Jupiter is 300 times more massive than Earth and it is five times further from the Sun than our planet.
Jupiter is the fourth brightest object in the solar system after the Sun, Moon and Venus; the gas giant is one of only five planets visible to the naked eye from Earth.
Jupiter is known to have the shortest day of all the planets and it orbits the Sun once every 11.8 Earth years.
As compared to other celestial bodies', Jupiter's space radiation belts are especially intense, with particles so energetic that they zip up and down the belts at nearly the speed of light.
In about the 7th or the 8th century BC, the ancient Babylonians were the first to record their sightings of Jupiter, which they named after the Mesopotamian god Marduk, patron of the city of Babylon.
The Greeks named the celestial body after Zeus, the god of thunder; the Romans called the same god and planet Jupiter.

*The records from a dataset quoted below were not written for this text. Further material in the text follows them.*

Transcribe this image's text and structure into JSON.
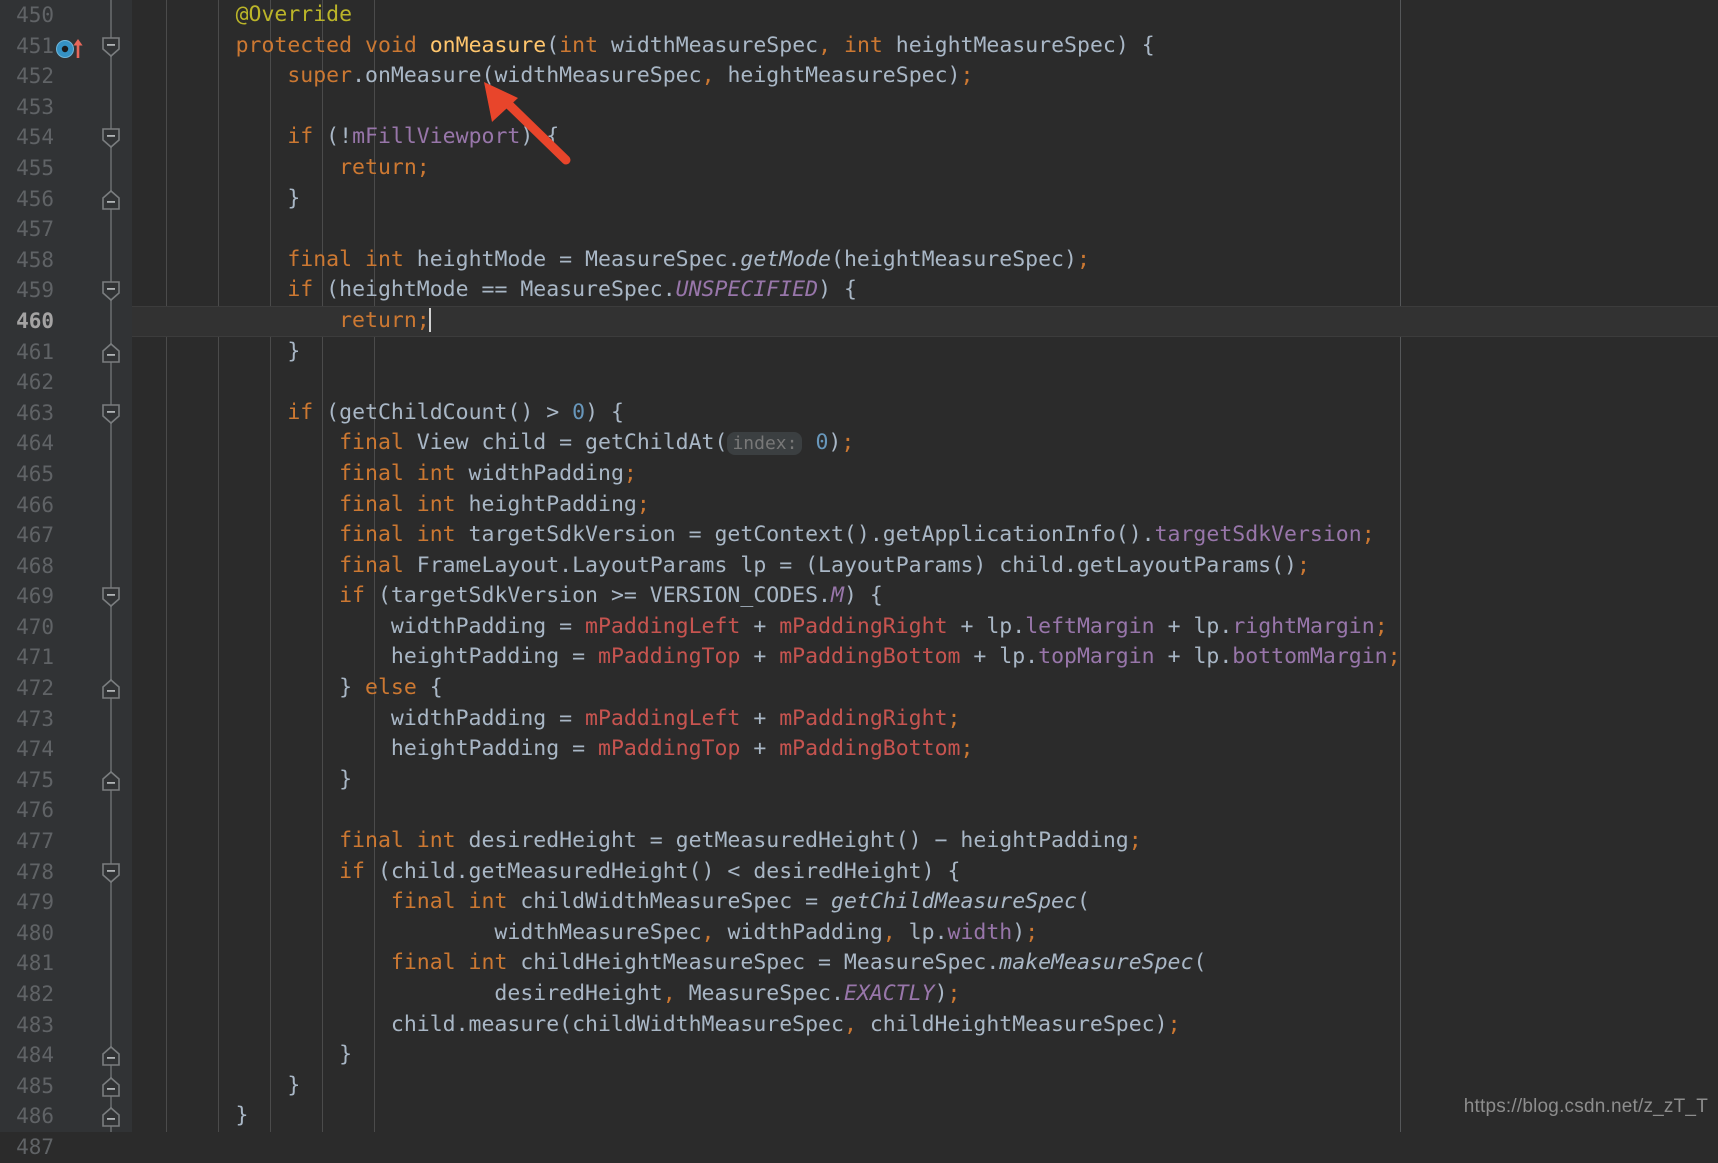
{
  "editor": {
    "theme_name": "darcula",
    "background": "#2b2b2b",
    "gutter_background": "#313335",
    "caret_line_background": "#323232",
    "first_line_number": 450,
    "current_line_number": 460,
    "cursor_line": 460
  },
  "gutter": {
    "line_numbers": [
      "450",
      "451",
      "452",
      "453",
      "454",
      "455",
      "456",
      "457",
      "458",
      "459",
      "460",
      "461",
      "462",
      "463",
      "464",
      "465",
      "466",
      "467",
      "468",
      "469",
      "470",
      "471",
      "472",
      "473",
      "474",
      "475",
      "476",
      "477",
      "478",
      "479",
      "480",
      "481",
      "482",
      "483",
      "484",
      "485",
      "486",
      "487"
    ],
    "override_marker_line": "451",
    "override_marker_icon": "overriding-method-icon",
    "fold_markers": [
      {
        "line": "451",
        "type": "fold-start"
      },
      {
        "line": "454",
        "type": "fold-start"
      },
      {
        "line": "456",
        "type": "fold-end"
      },
      {
        "line": "459",
        "type": "fold-start"
      },
      {
        "line": "461",
        "type": "fold-end"
      },
      {
        "line": "463",
        "type": "fold-start"
      },
      {
        "line": "469",
        "type": "fold-start"
      },
      {
        "line": "472",
        "type": "fold-end"
      },
      {
        "line": "475",
        "type": "fold-end"
      },
      {
        "line": "478",
        "type": "fold-start"
      },
      {
        "line": "484",
        "type": "fold-end"
      },
      {
        "line": "485",
        "type": "fold-end"
      },
      {
        "line": "486",
        "type": "fold-end"
      }
    ]
  },
  "colors": {
    "keyword": "#cc7832",
    "text": "#a9b7c6",
    "annotation": "#bbb529",
    "method_declaration": "#ffc66d",
    "number": "#6897bb",
    "instance_field": "#9876aa",
    "inherited_field": "#c75450",
    "static_final_field": "#9876aa",
    "inlay_hint_text": "#787878",
    "inlay_hint_background": "#3b3f41",
    "line_number": "#606366",
    "current_line_number": "#a4a3a3",
    "arrow_annotation": "#e8452b",
    "watermark": "#8d8d8d"
  },
  "inlay_hints": [
    {
      "line": "464",
      "label": "index:"
    }
  ],
  "annotation_arrow": {
    "name": "red-arrow-annotation",
    "color": "#e8452b",
    "points_to": "widthMeasureSpec argument on line 452"
  },
  "watermark": {
    "text": "https://blog.csdn.net/z_zT_T"
  },
  "code_lines": [
    {
      "n": "450",
      "html": "        <span class=\"ann\">@Override</span>"
    },
    {
      "n": "451",
      "html": "        <span class=\"kw\">protected void</span> <span class=\"mth\">onMeasure</span>(<span class=\"kw\">int</span> widthMeasureSpec<span class=\"kw\">,</span> <span class=\"kw\">int</span> heightMeasureSpec) {"
    },
    {
      "n": "452",
      "html": "            <span class=\"kw\">super</span>.onMeasure(widthMeasureSpec<span class=\"kw\">,</span> heightMeasureSpec)<span class=\"kw\">;</span>"
    },
    {
      "n": "453",
      "html": ""
    },
    {
      "n": "454",
      "html": "            <span class=\"kw\">if</span> (!<span class=\"fld\">mFillViewport</span>) {"
    },
    {
      "n": "455",
      "html": "                <span class=\"kw\">return;</span>"
    },
    {
      "n": "456",
      "html": "            }"
    },
    {
      "n": "457",
      "html": ""
    },
    {
      "n": "458",
      "html": "            <span class=\"kw\">final int</span> heightMode = MeasureSpec.<span class=\"statm\">getMode</span>(heightMeasureSpec)<span class=\"kw\">;</span>"
    },
    {
      "n": "459",
      "html": "            <span class=\"kw\">if</span> (heightMode == MeasureSpec.<span class=\"stat\">UNSPECIFIED</span>) {"
    },
    {
      "n": "460",
      "html": "                <span class=\"kw\">return;</span><span class=\"caret\"></span>"
    },
    {
      "n": "461",
      "html": "            }"
    },
    {
      "n": "462",
      "html": ""
    },
    {
      "n": "463",
      "html": "            <span class=\"kw\">if</span> (getChildCount() &gt; <span class=\"num\">0</span>) {"
    },
    {
      "n": "464",
      "html": "                <span class=\"kw\">final</span> View child = getChildAt(<span class=\"hint\">index:</span> <span class=\"num\">0</span>)<span class=\"kw\">;</span>"
    },
    {
      "n": "465",
      "html": "                <span class=\"kw\">final int</span> widthPadding<span class=\"kw\">;</span>"
    },
    {
      "n": "466",
      "html": "                <span class=\"kw\">final int</span> heightPadding<span class=\"kw\">;</span>"
    },
    {
      "n": "467",
      "html": "                <span class=\"kw\">final int</span> targetSdkVersion = getContext().getApplicationInfo().<span class=\"fld\">targetSdkVersion</span><span class=\"kw\">;</span>"
    },
    {
      "n": "468",
      "html": "                <span class=\"kw\">final</span> FrameLayout.LayoutParams lp = (LayoutParams) child.getLayoutParams()<span class=\"kw\">;</span>"
    },
    {
      "n": "469",
      "html": "                <span class=\"kw\">if</span> (targetSdkVersion &gt;= VERSION_CODES.<span class=\"stat\">M</span>) {"
    },
    {
      "n": "470",
      "html": "                    widthPadding = <span class=\"redfld\">mPaddingLeft</span> + <span class=\"redfld\">mPaddingRight</span> + lp.<span class=\"fld\">leftMargin</span> + lp.<span class=\"fld\">rightMargin</span><span class=\"kw\">;</span>"
    },
    {
      "n": "471",
      "html": "                    heightPadding = <span class=\"redfld\">mPaddingTop</span> + <span class=\"redfld\">mPaddingBottom</span> + lp.<span class=\"fld\">topMargin</span> + lp.<span class=\"fld\">bottomMargin</span><span class=\"kw\">;</span>"
    },
    {
      "n": "472",
      "html": "                } <span class=\"kw\">else</span> {"
    },
    {
      "n": "473",
      "html": "                    widthPadding = <span class=\"redfld\">mPaddingLeft</span> + <span class=\"redfld\">mPaddingRight</span><span class=\"kw\">;</span>"
    },
    {
      "n": "474",
      "html": "                    heightPadding = <span class=\"redfld\">mPaddingTop</span> + <span class=\"redfld\">mPaddingBottom</span><span class=\"kw\">;</span>"
    },
    {
      "n": "475",
      "html": "                }"
    },
    {
      "n": "476",
      "html": ""
    },
    {
      "n": "477",
      "html": "                <span class=\"kw\">final int</span> desiredHeight = getMeasuredHeight() &minus; heightPadding<span class=\"kw\">;</span>"
    },
    {
      "n": "478",
      "html": "                <span class=\"kw\">if</span> (child.getMeasuredHeight() &lt; desiredHeight) {"
    },
    {
      "n": "479",
      "html": "                    <span class=\"kw\">final int</span> childWidthMeasureSpec = <span class=\"statm\">getChildMeasureSpec</span>("
    },
    {
      "n": "480",
      "html": "                            widthMeasureSpec<span class=\"kw\">,</span> widthPadding<span class=\"kw\">,</span> lp.<span class=\"fld\">width</span>)<span class=\"kw\">;</span>"
    },
    {
      "n": "481",
      "html": "                    <span class=\"kw\">final int</span> childHeightMeasureSpec = MeasureSpec.<span class=\"statm\">makeMeasureSpec</span>("
    },
    {
      "n": "482",
      "html": "                            desiredHeight<span class=\"kw\">,</span> MeasureSpec.<span class=\"stat\">EXACTLY</span>)<span class=\"kw\">;</span>"
    },
    {
      "n": "483",
      "html": "                    child.measure(childWidthMeasureSpec<span class=\"kw\">,</span> childHeightMeasureSpec)<span class=\"kw\">;</span>"
    },
    {
      "n": "484",
      "html": "                }"
    },
    {
      "n": "485",
      "html": "            }"
    },
    {
      "n": "486",
      "html": "        }"
    },
    {
      "n": "487",
      "html": ""
    }
  ],
  "code_plain_lines": [
    "    @Override",
    "    protected void onMeasure(int widthMeasureSpec, int heightMeasureSpec) {",
    "        super.onMeasure(widthMeasureSpec, heightMeasureSpec);",
    "",
    "        if (!mFillViewport) {",
    "            return;",
    "        }",
    "",
    "        final int heightMode = MeasureSpec.getMode(heightMeasureSpec);",
    "        if (heightMode == MeasureSpec.UNSPECIFIED) {",
    "            return;",
    "        }",
    "",
    "        if (getChildCount() > 0) {",
    "            final View child = getChildAt( index: 0);",
    "            final int widthPadding;",
    "            final int heightPadding;",
    "            final int targetSdkVersion = getContext().getApplicationInfo().targetSdkVersion;",
    "            final FrameLayout.LayoutParams lp = (LayoutParams) child.getLayoutParams();",
    "            if (targetSdkVersion >= VERSION_CODES.M) {",
    "                widthPadding = mPaddingLeft + mPaddingRight + lp.leftMargin + lp.rightMargin;",
    "                heightPadding = mPaddingTop + mPaddingBottom + lp.topMargin + lp.bottomMargin;",
    "            } else {",
    "                widthPadding = mPaddingLeft + mPaddingRight;",
    "                heightPadding = mPaddingTop + mPaddingBottom;",
    "            }",
    "",
    "            final int desiredHeight = getMeasuredHeight() - heightPadding;",
    "            if (child.getMeasuredHeight() < desiredHeight) {",
    "                final int childWidthMeasureSpec = getChildMeasureSpec(",
    "                        widthMeasureSpec, widthPadding, lp.width);",
    "                final int childHeightMeasureSpec = MeasureSpec.makeMeasureSpec(",
    "                        desiredHeight, MeasureSpec.EXACTLY);",
    "                child.measure(childWidthMeasureSpec, childHeightMeasureSpec);",
    "            }",
    "        }",
    "    }",
    ""
  ]
}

To the north, Germanic tribes named the planet Donar, or Thor.
In 1610, Galileo, who pioneered the use of the telescope in stargazing, discovered Jupiter's four largest moons: Io, Europa, Ganymede and Callisto; today these are called the Galilean moons. His findings helped support the Copernican theory that Earth was not the center of the Universe.
The Great Red Spot is believed to be the most extraordinary feature on Jupiter; it is a giant hurricane-like storm which has raged for more than 300 years and which is three times the diameter of the Earth at its widest.
Jupiter's unique ring system starts about 92,000 kilometers above Jupiter's cloud tops and stretches out to more than 225,000 kilometers from the planet. They are known to be between 2,000 to 12,500 kilometers thick.
Europa, the smallest of the Galilean moons, is covered with a later of water ice and has the smoothest surface of any body in the solar system.
Under the ice, scientists hypothesize that the moon has a layer of water 100 km thick; this would imply that it has 2-3 times as much water as the total volume of the Earth's oceans. However, it is constantly bombarded by lethal Jovian radiation, discouraging any intrepid potential space explorers.